▼▼▼

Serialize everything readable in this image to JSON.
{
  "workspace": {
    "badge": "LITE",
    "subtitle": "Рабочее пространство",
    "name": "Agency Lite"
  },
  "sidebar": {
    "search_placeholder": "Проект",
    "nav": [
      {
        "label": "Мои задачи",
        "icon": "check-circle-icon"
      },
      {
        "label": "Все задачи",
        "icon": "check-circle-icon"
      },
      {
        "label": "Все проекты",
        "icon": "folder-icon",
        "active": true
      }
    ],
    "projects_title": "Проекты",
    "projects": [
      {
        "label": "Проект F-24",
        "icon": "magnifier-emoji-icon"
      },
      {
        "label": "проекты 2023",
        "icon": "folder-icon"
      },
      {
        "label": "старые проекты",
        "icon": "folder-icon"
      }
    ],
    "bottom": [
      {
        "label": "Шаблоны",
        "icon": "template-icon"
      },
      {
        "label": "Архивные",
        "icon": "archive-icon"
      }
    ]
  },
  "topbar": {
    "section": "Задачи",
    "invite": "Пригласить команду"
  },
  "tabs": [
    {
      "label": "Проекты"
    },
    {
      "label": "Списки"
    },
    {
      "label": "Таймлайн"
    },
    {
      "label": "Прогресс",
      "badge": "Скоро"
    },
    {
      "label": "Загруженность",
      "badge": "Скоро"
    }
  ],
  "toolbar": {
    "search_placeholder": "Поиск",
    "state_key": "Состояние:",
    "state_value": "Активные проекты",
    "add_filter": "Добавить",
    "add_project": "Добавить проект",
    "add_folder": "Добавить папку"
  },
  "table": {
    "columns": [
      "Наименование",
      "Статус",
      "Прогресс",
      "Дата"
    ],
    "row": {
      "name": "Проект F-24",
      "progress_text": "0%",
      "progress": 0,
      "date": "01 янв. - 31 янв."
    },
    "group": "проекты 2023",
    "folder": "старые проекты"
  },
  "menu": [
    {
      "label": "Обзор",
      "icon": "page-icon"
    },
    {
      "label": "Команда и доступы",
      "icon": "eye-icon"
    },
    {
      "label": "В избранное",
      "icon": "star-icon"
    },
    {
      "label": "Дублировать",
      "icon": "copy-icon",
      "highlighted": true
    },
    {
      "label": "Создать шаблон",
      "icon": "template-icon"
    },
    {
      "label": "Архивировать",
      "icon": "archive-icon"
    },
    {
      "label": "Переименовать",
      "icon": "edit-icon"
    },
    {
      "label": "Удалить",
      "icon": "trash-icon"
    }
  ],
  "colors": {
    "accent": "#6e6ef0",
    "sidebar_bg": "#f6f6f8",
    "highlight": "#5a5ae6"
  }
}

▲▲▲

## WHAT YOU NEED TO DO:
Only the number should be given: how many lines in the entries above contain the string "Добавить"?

## ANSWER SPACE:
3